other or even simply scattered in a picturesque way surrounded by the
The kind southern character, the natural openness of the people, a truly
typical cuisine, exquisite wines, religions, and popular festivals,
historical commemorations, cultural events and endless hospitality facilities
create a particularly warm atmosphere.
Local Traditions and Uses
The dialects, traditions and cultures which still today characterize
the Apulian people, seem to be reflected in the geo-morphological features
of the areas they inhabit. Profound historical-cultural and geographical-environmental
diversities distinguish the areas of Capitanata, the Land of Bari, of
Salento and the Ionic Land which compose the Apulian territory, and
which correspond more or less to the present day provinces of Foggia,
Bari, Brindisi, Lecce and Taranto; in fact, the area was long known
as "the Apulias", and in some foreign languages it is still
designated with the plural.
History and Backgrounds
Apulia has always been an ideal region for human settlement and a zone
of commercial and cultural exchange thanks to its geographic position,
its gently sloping terrain and particularly pleasant climate.
Seat of populations which reached the highest levels of civilization since
earliest times, its prehistory is a cornerstone for studies on the more
recent Palaeolithic Mediterranean and European civilizations. Coveted
by East and by West, easily accessible by sea or by land, it was inhabited
in the historical period by the Illyrian populations of the Japigi,
the Dauni, the Peucetii and the Messapi, was the site of numerous Greek
colonies, was a Roman territory, an ally of Hannibal against Rome, was

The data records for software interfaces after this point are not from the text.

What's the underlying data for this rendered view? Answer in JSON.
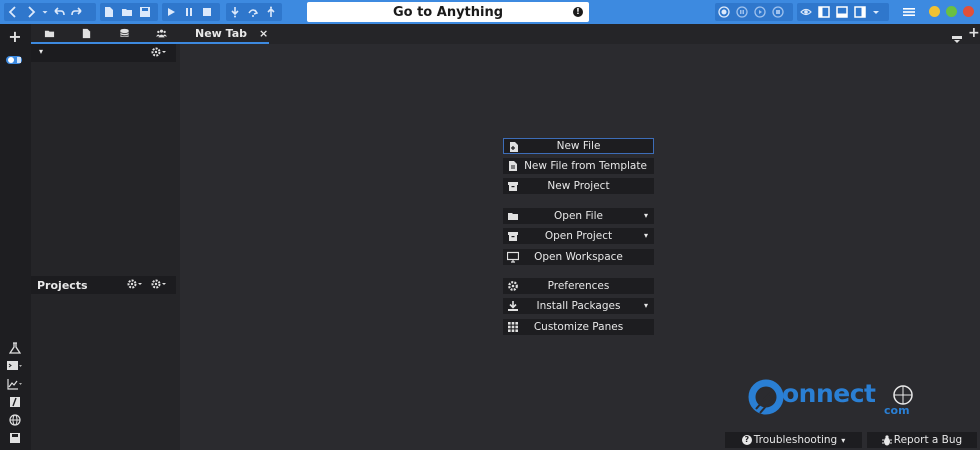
{
  "toolbar": {
    "goto_label": "Go to Anything",
    "goto_info": "!",
    "accent": "#3d8ae0"
  },
  "tabs": {
    "new_tab_label": "New Tab",
    "close_glyph": "×"
  },
  "sidebar": {
    "projects_label": "Projects"
  },
  "quick_actions": [
    {
      "label": "New File",
      "icon": "file-new-icon"
    },
    {
      "label": "New File from Template",
      "icon": "file-template-icon"
    },
    {
      "label": "New Project",
      "icon": "project-icon"
    },
    {
      "label": "Open File",
      "icon": "folder-open-icon"
    },
    {
      "label": "Open Project",
      "icon": "project-icon"
    },
    {
      "label": "Open Workspace",
      "icon": "monitor-icon"
    },
    {
      "label": "Preferences",
      "icon": "gear-icon"
    },
    {
      "label": "Install Packages",
      "icon": "download-icon"
    },
    {
      "label": "Customize Panes",
      "icon": "grid-icon"
    }
  ],
  "status": {
    "troubleshooting_label": "Troubleshooting",
    "report_bug_label": "Report a Bug"
  },
  "watermark": {
    "text": "onnect",
    "suffix": "com"
  }
}
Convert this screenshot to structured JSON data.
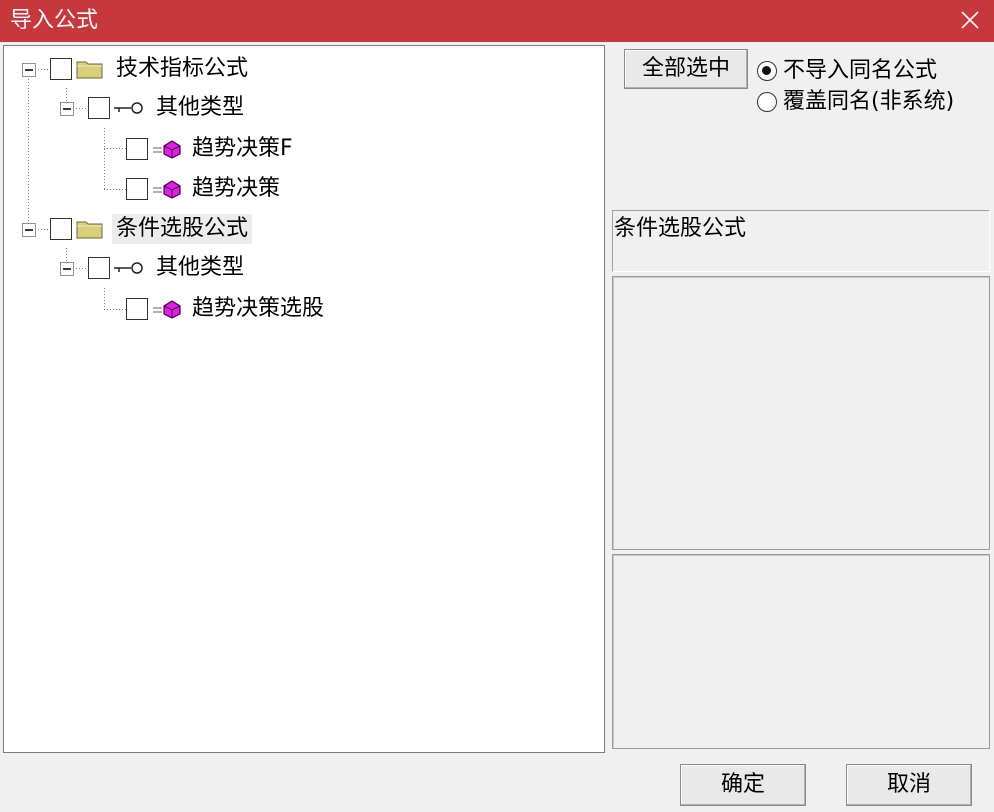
{
  "window": {
    "title": "导入公式",
    "close_icon": "close-icon"
  },
  "tree": {
    "nodes": [
      {
        "label": "技术指标公式",
        "icon": "folder-icon"
      },
      {
        "label": "其他类型",
        "icon": "key-icon"
      },
      {
        "label": "趋势决策F",
        "icon": "formula-gem-icon"
      },
      {
        "label": "趋势决策",
        "icon": "formula-gem-icon"
      },
      {
        "label": "条件选股公式",
        "icon": "folder-icon"
      },
      {
        "label": "其他类型",
        "icon": "key-icon"
      },
      {
        "label": "趋势决策选股",
        "icon": "formula-gem-icon"
      }
    ]
  },
  "options": {
    "select_all_label": "全部选中",
    "radio_skip_label": "不导入同名公式",
    "radio_overwrite_label": "覆盖同名(非系统)",
    "selected": "skip"
  },
  "info": {
    "selected_name": "条件选股公式"
  },
  "footer": {
    "ok_label": "确定",
    "cancel_label": "取消"
  },
  "colors": {
    "titlebar": "#c8373c",
    "gem": "#e020e0",
    "folder": "#d8cf7a"
  }
}
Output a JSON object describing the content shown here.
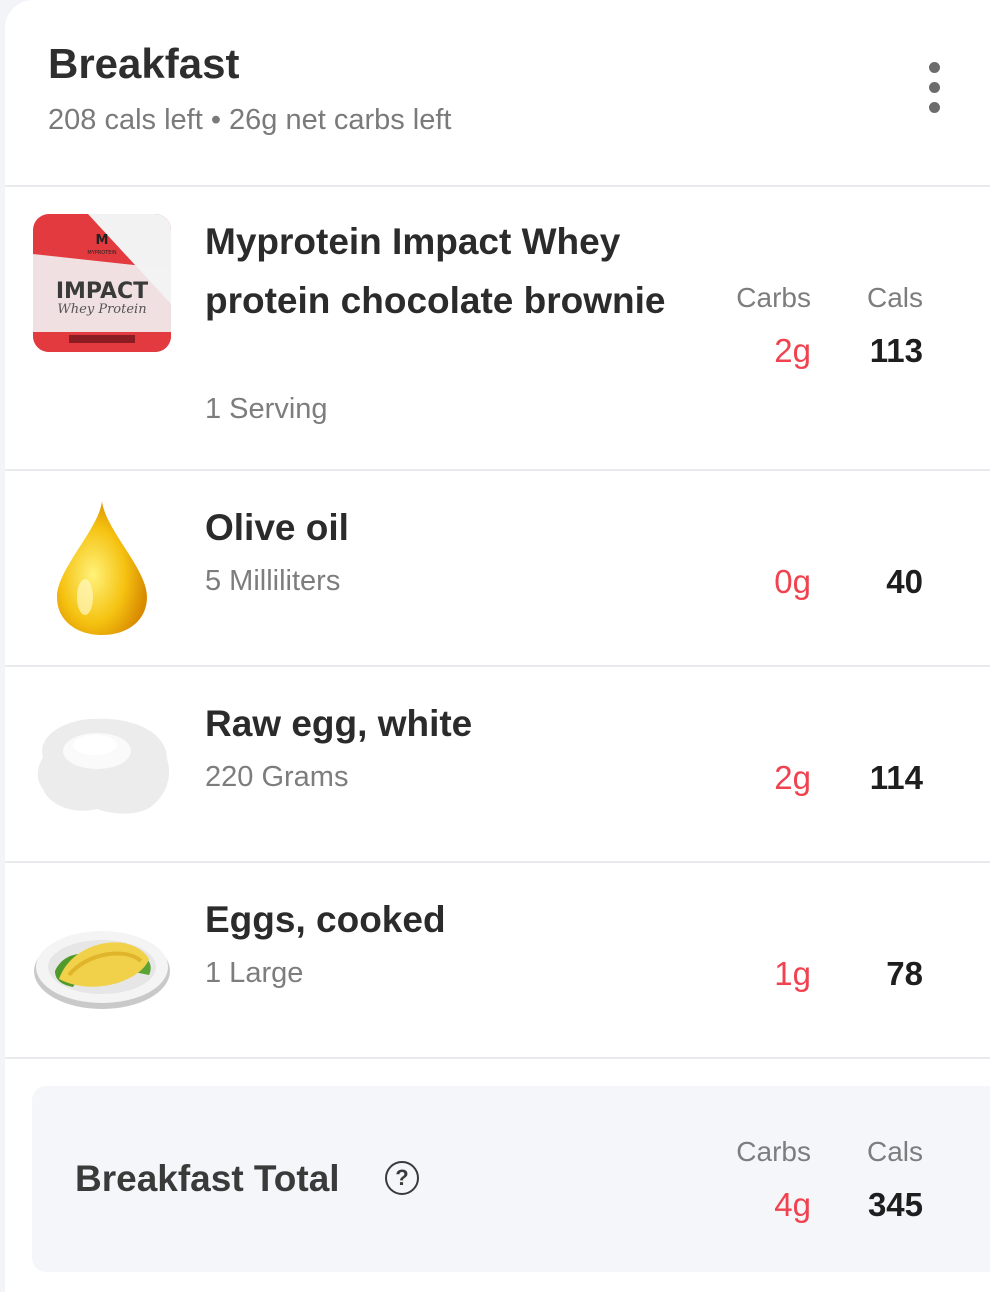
{
  "meal": {
    "title": "Breakfast",
    "subtitle": "208 cals left • 26g net carbs left",
    "menu_icon": "more-vertical-icon"
  },
  "columns": {
    "carbs": "Carbs",
    "cals": "Cals"
  },
  "items": [
    {
      "name": "Myprotein Impact Whey protein chocolate brownie",
      "quantity": "1 Serving",
      "carbs": "2g",
      "cals": "113",
      "image": "protein-pouch-image",
      "package_text": {
        "brand": "MYPROTEIN",
        "product": "IMPACT",
        "subtitle": "Whey Protein"
      }
    },
    {
      "name": "Olive oil",
      "quantity": "5 Milliliters",
      "carbs": "0g",
      "cals": "40",
      "image": "oil-drop-image"
    },
    {
      "name": "Raw egg, white",
      "quantity": "220 Grams",
      "carbs": "2g",
      "cals": "114",
      "image": "egg-white-image"
    },
    {
      "name": "Eggs, cooked",
      "quantity": "1 Large",
      "carbs": "1g",
      "cals": "78",
      "image": "omelette-plate-image"
    }
  ],
  "total": {
    "label": "Breakfast Total",
    "help_icon": "help-circle-icon",
    "help_glyph": "?",
    "carbs": "4g",
    "cals": "345"
  },
  "colors": {
    "carbs": "#f0424f",
    "divider": "#e9eaee",
    "total_bg": "#f4f6f9"
  }
}
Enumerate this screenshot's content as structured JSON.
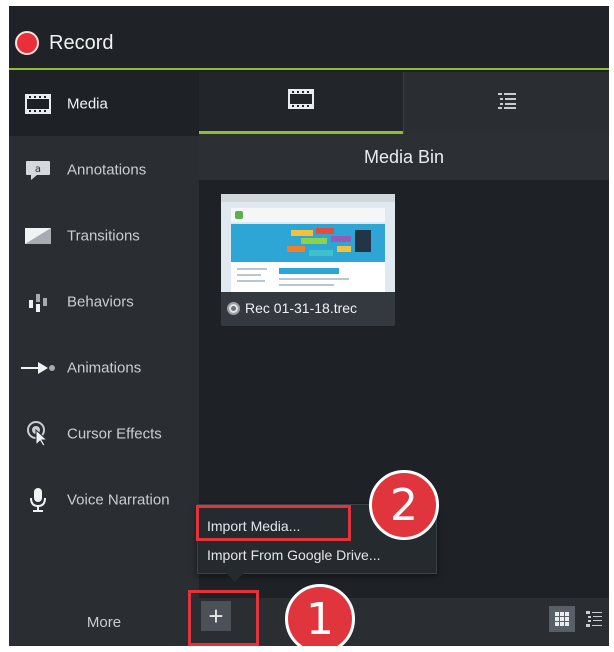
{
  "header": {
    "record_label": "Record",
    "colors": {
      "record_dot": "#e8303b",
      "accent": "#8fbf2e"
    }
  },
  "sidebar": {
    "items": [
      {
        "label": "Media",
        "icon": "film-strip-icon",
        "active": true
      },
      {
        "label": "Annotations",
        "icon": "callout-icon",
        "active": false
      },
      {
        "label": "Transitions",
        "icon": "transition-icon",
        "active": false
      },
      {
        "label": "Behaviors",
        "icon": "behaviors-icon",
        "active": false
      },
      {
        "label": "Animations",
        "icon": "animation-arrow-icon",
        "active": false
      },
      {
        "label": "Cursor Effects",
        "icon": "cursor-effects-icon",
        "active": false
      },
      {
        "label": "Voice Narration",
        "icon": "microphone-icon",
        "active": false
      }
    ],
    "more_label": "More"
  },
  "tabs": [
    {
      "icon": "film-strip-icon",
      "active": true
    },
    {
      "icon": "list-icon",
      "active": false
    }
  ],
  "media_bin": {
    "title": "Media Bin",
    "items": [
      {
        "name": "Rec 01-31-18.trec",
        "icon": "recording-file-icon"
      }
    ]
  },
  "context_menu": {
    "items": [
      "Import Media...",
      "Import From Google Drive..."
    ]
  },
  "bottom_bar": {
    "add_label": "+",
    "view_modes": [
      "grid-view-icon",
      "list-view-icon"
    ]
  },
  "annotations": {
    "step1": "1",
    "step2": "2",
    "highlight_color": "#e2323a"
  }
}
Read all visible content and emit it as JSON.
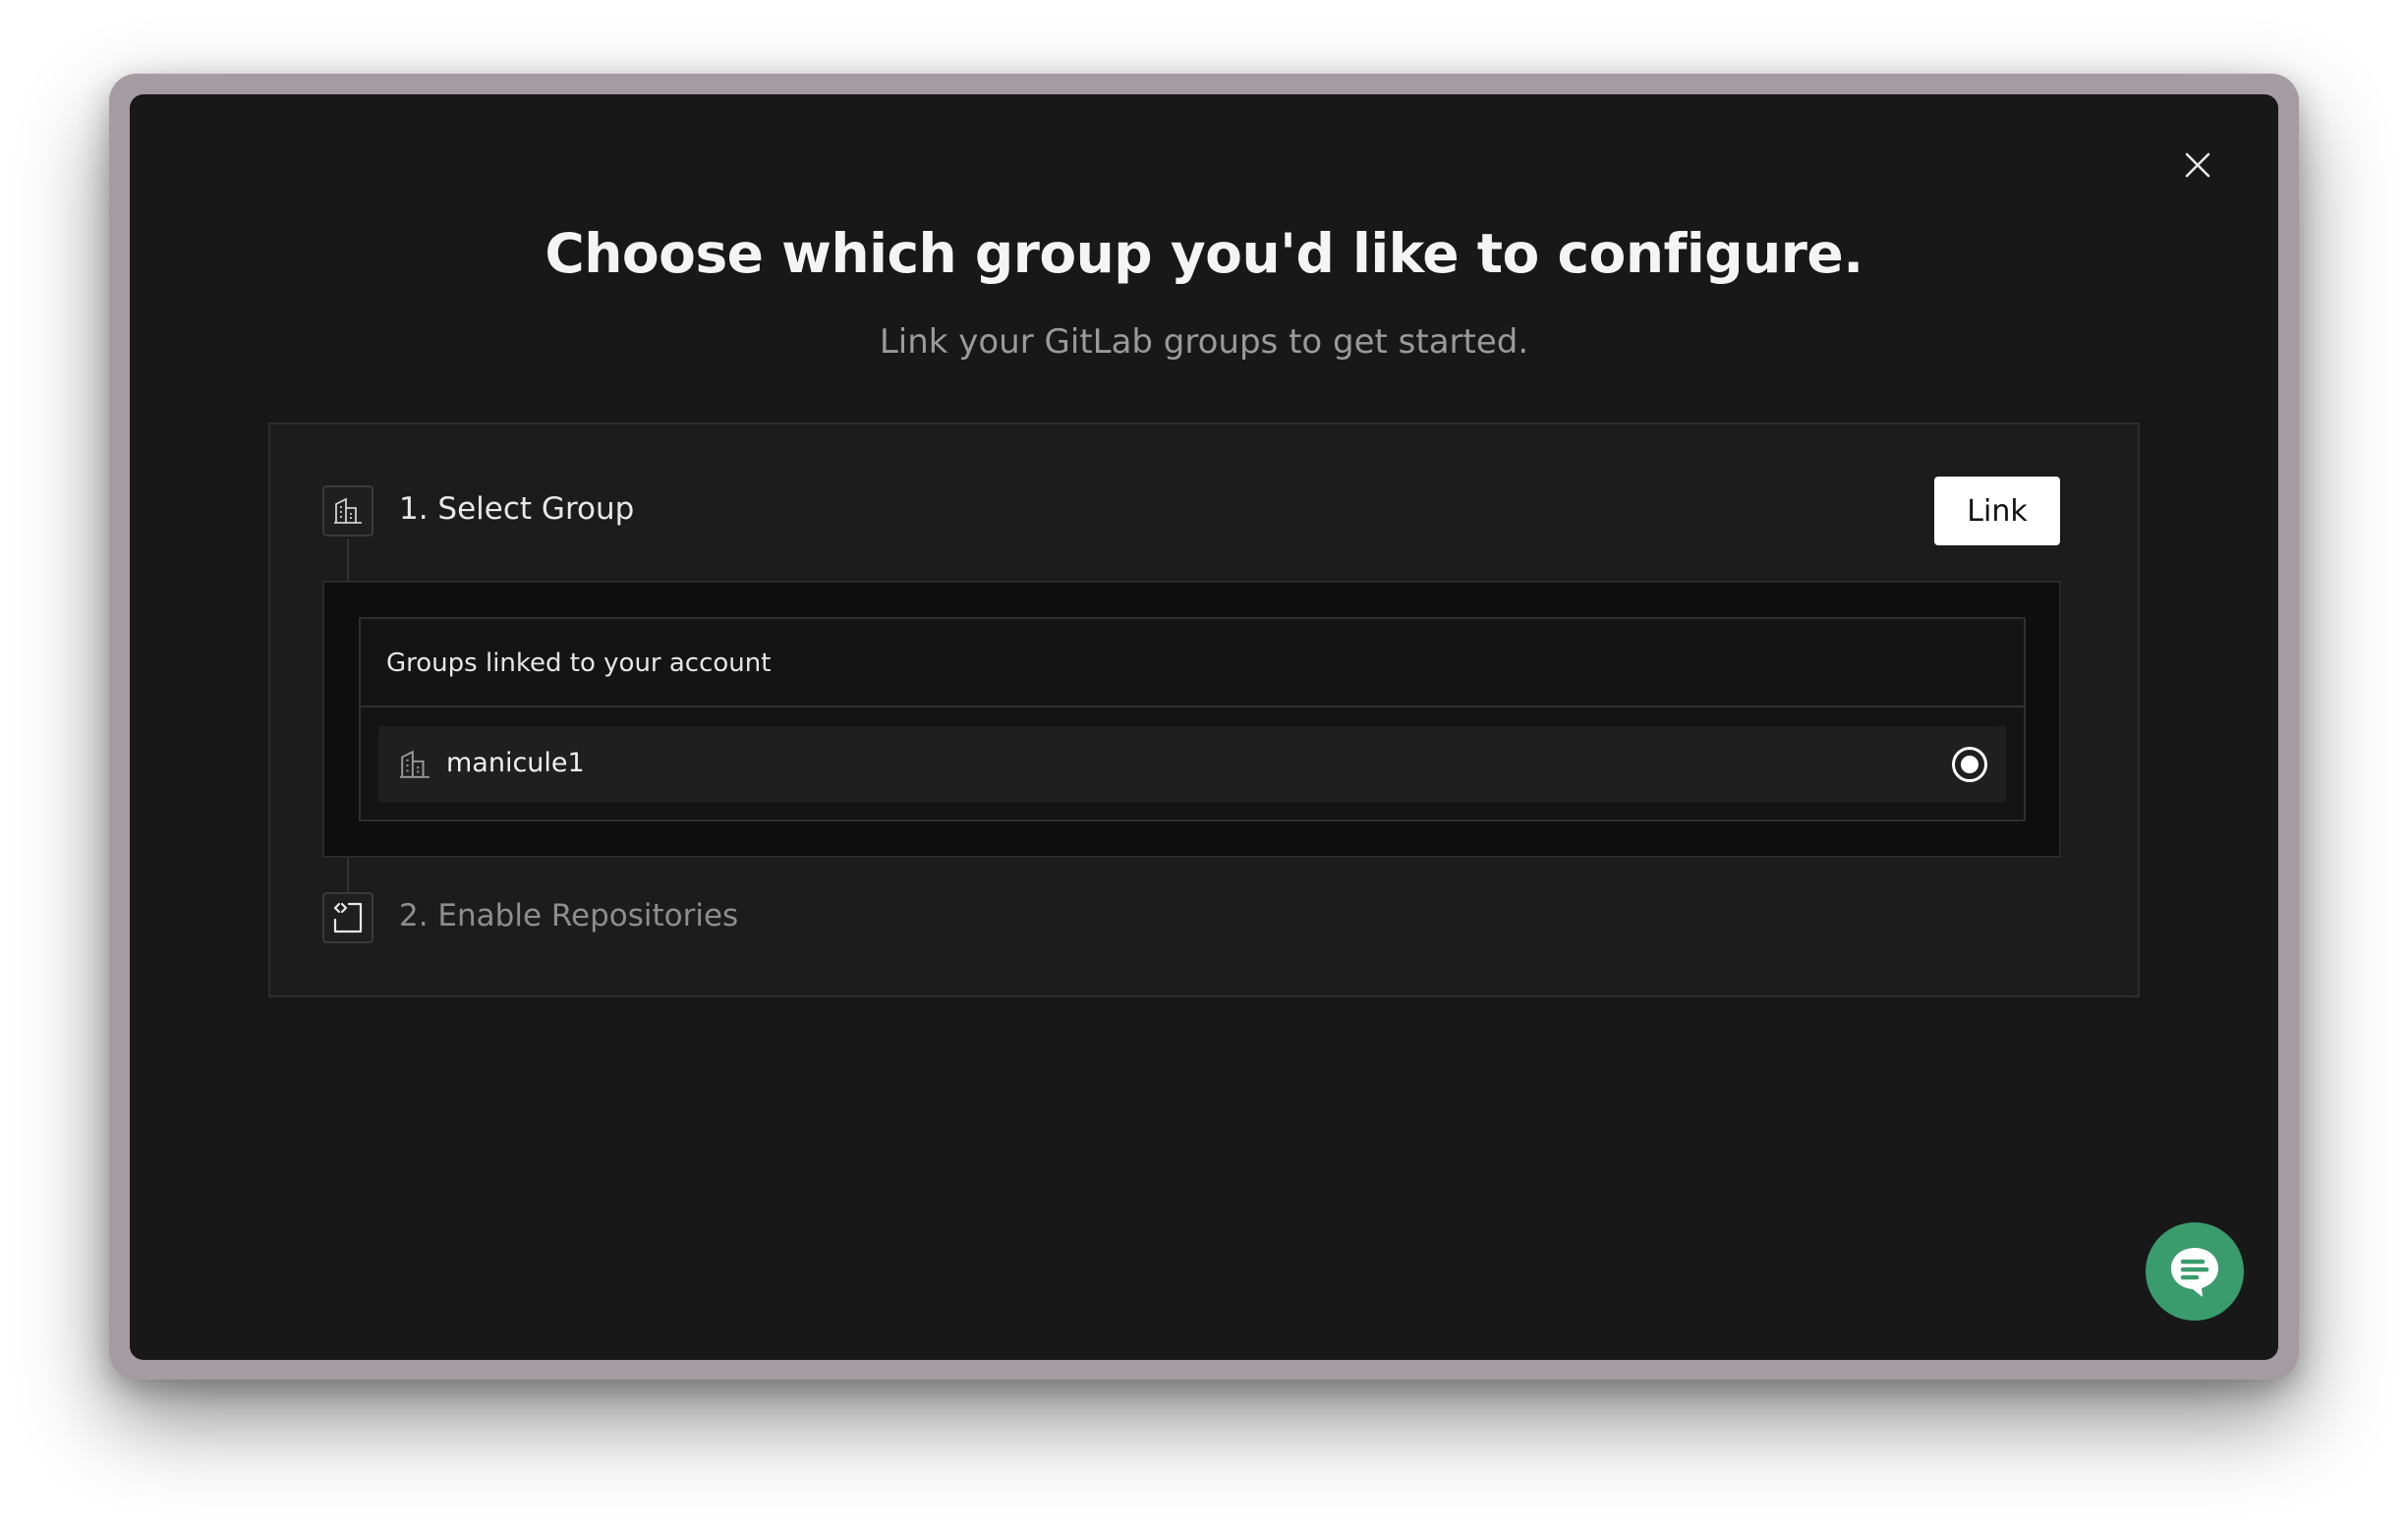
{
  "modal": {
    "title": "Choose which group you'd like to configure.",
    "subtitle": "Link your GitLab groups to get started.",
    "close_icon": "close-icon"
  },
  "steps": [
    {
      "label": "1. Select Group",
      "icon": "building-icon",
      "active": true
    },
    {
      "label": "2. Enable Repositories",
      "icon": "code-file-icon",
      "active": false
    }
  ],
  "link_button": {
    "label": "Link"
  },
  "groups": {
    "header": "Groups linked to your account",
    "items": [
      {
        "name": "manicule1",
        "icon": "building-icon",
        "selected": true
      }
    ]
  },
  "chat": {
    "icon": "chat-icon"
  },
  "colors": {
    "background": "#181818",
    "accent": "#3a9c6c",
    "button_bg": "#ffffff",
    "frame": "#a59ba2"
  }
}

included by Augustus in the "Apulia et Calabria" region.
This region on the eastern coast of Southern Italy, suffered barbarian
invasions, passed under the domination of Byzantium, obtained a certain
independence with the advent of the Longobards and subsequent Frankish
domination. Exposed to Saracen raids, it rebelled against Byzantium
in the 11th century with the interested help of the Normans, who made
it a principality. It was part of the Reign of Sicily, the Reign of
Naples, and the Reign of the Two Sicilies prior to Italian unity.
The history and culture of Apulia bear profound marks of the Greeks, Romans,
Byzantines, Arabs, Normans, Franks, Spanish and other populations
which left indelible traces of their presence. The contact with such
different ethnic groups and cultures has strewn the Apulian territory
with archaeological finds, castles, towers, cathedrals, urban
and rural buildings and other monuments built in a vast range of styles,
reinterpreted by the peoples of Apulia, who created an authentic "stone
culture" of their own.